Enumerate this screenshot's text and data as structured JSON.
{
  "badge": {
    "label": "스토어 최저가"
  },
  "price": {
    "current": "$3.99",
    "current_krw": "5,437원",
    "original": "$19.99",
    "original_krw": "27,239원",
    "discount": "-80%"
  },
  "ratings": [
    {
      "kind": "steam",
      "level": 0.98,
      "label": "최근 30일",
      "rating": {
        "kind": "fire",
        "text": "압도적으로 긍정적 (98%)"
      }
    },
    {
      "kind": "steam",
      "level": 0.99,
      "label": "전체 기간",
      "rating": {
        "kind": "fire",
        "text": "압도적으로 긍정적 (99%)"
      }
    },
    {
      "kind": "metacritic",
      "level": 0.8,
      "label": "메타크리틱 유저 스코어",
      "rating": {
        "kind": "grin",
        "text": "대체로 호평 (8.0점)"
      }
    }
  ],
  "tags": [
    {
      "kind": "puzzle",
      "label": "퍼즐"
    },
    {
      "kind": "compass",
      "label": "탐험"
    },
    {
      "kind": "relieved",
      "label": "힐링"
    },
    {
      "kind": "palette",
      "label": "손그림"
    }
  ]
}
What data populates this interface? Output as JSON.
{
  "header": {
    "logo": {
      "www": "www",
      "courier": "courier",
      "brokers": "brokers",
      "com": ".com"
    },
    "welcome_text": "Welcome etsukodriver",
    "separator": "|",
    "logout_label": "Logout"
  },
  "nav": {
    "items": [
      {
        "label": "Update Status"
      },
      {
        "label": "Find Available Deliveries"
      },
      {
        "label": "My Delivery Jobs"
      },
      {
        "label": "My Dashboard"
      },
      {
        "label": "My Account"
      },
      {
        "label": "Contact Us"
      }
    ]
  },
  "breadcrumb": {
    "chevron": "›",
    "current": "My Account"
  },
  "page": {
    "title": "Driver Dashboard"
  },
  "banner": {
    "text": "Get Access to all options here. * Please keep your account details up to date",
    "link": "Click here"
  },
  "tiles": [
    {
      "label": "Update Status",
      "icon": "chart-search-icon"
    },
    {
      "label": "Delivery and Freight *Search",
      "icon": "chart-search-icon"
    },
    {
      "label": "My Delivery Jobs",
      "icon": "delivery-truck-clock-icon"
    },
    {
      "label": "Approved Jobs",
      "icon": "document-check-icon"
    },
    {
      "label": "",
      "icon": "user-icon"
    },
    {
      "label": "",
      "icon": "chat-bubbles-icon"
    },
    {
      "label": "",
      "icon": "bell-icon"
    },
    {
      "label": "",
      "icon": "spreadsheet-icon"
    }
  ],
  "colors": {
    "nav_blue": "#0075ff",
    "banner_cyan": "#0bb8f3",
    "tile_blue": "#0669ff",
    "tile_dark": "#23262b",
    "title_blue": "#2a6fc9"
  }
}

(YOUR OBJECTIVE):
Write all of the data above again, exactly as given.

(RESPONSE BOX):
Enumerate this screenshot's text and data as structured JSON.
{
  "badge": {
    "label": "스토어 최저가"
  },
  "price": {
    "current": "$3.99",
    "current_krw": "5,437원",
    "original": "$19.99",
    "original_krw": "27,239원",
    "discount": "-80%"
  },
  "ratings": [
    {
      "kind": "steam",
      "level": 0.98,
      "label": "최근 30일",
      "rating": {
        "kind": "fire",
        "text": "압도적으로 긍정적 (98%)"
      }
    },
    {
      "kind": "steam",
      "level": 0.99,
      "label": "전체 기간",
      "rating": {
        "kind": "fire",
        "text": "압도적으로 긍정적 (99%)"
      }
    },
    {
      "kind": "metacritic",
      "level": 0.8,
      "label": "메타크리틱 유저 스코어",
      "rating": {
        "kind": "grin",
        "text": "대체로 호평 (8.0점)"
      }
    }
  ],
  "tags": [
    {
      "kind": "puzzle",
      "label": "퍼즐"
    },
    {
      "kind": "compass",
      "label": "탐험"
    },
    {
      "kind": "relieved",
      "label": "힐링"
    },
    {
      "kind": "palette",
      "label": "손그림"
    }
  ]
}
What data populates this interface? Output as JSON.
{
  "header": {
    "logo": {
      "www": "www",
      "courier": "courier",
      "brokers": "brokers",
      "com": ".com"
    },
    "welcome_text": "Welcome etsukodriver",
    "separator": "|",
    "logout_label": "Logout"
  },
  "nav": {
    "items": [
      {
        "label": "Update Status"
      },
      {
        "label": "Find Available Deliveries"
      },
      {
        "label": "My Delivery Jobs"
      },
      {
        "label": "My Dashboard"
      },
      {
        "label": "My Account"
      },
      {
        "label": "Contact Us"
      }
    ]
  },
  "breadcrumb": {
    "chevron": "›",
    "current": "My Account"
  },
  "page": {
    "title": "Driver Dashboard"
  },
  "banner": {
    "text": "Get Access to all options here. * Please keep your account details up to date",
    "link": "Click here"
  },
  "tiles": [
    {
      "label": "Update Status",
      "icon": "chart-search-icon"
    },
    {
      "label": "Delivery and Freight *Search",
      "icon": "chart-search-icon"
    },
    {
      "label": "My Delivery Jobs",
      "icon": "delivery-truck-clock-icon"
    },
    {
      "label": "Approved Jobs",
      "icon": "document-check-icon"
    },
    {
      "label": "",
      "icon": "user-icon"
    },
    {
      "label": "",
      "icon": "chat-bubbles-icon"
    },
    {
      "label": "",
      "icon": "bell-icon"
    },
    {
      "label": "",
      "icon": "spreadsheet-icon"
    }
  ],
  "colors": {
    "nav_blue": "#0075ff",
    "banner_cyan": "#0bb8f3",
    "tile_blue": "#0669ff",
    "tile_dark": "#23262b",
    "title_blue": "#2a6fc9"
  }
}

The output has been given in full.